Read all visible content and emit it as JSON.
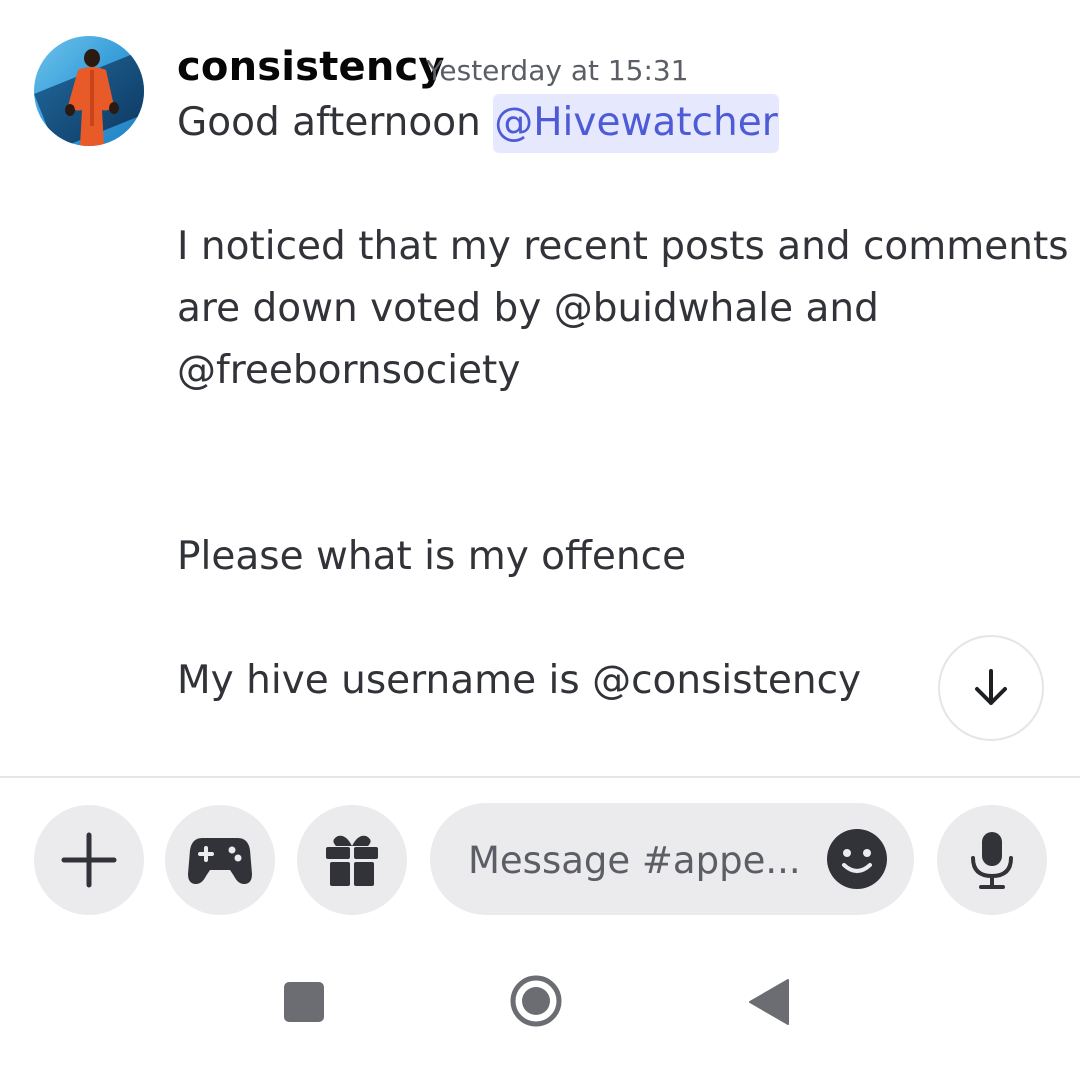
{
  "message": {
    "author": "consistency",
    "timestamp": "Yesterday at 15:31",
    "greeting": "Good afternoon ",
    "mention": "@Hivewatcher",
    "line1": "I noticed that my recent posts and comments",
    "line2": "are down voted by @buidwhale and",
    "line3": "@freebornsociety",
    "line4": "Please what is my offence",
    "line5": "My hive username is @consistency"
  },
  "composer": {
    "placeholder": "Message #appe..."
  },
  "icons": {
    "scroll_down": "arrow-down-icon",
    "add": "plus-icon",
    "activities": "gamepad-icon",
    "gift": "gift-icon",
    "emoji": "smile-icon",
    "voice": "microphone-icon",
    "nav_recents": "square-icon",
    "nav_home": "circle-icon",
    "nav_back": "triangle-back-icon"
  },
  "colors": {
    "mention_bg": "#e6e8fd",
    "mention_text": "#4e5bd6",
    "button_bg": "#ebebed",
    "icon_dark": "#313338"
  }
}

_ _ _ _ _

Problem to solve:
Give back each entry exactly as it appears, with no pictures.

Result for this task:
Read all visible content and emit it as JSON.
{
  "message": {
    "author": "consistency",
    "timestamp": "Yesterday at 15:31",
    "greeting": "Good afternoon ",
    "mention": "@Hivewatcher",
    "line1": "I noticed that my recent posts and comments",
    "line2": "are down voted by @buidwhale and",
    "line3": "@freebornsociety",
    "line4": "Please what is my offence",
    "line5": "My hive username is @consistency"
  },
  "composer": {
    "placeholder": "Message #appe..."
  },
  "icons": {
    "scroll_down": "arrow-down-icon",
    "add": "plus-icon",
    "activities": "gamepad-icon",
    "gift": "gift-icon",
    "emoji": "smile-icon",
    "voice": "microphone-icon",
    "nav_recents": "square-icon",
    "nav_home": "circle-icon",
    "nav_back": "triangle-back-icon"
  },
  "colors": {
    "mention_bg": "#e6e8fd",
    "mention_text": "#4e5bd6",
    "button_bg": "#ebebed",
    "icon_dark": "#313338"
  }
}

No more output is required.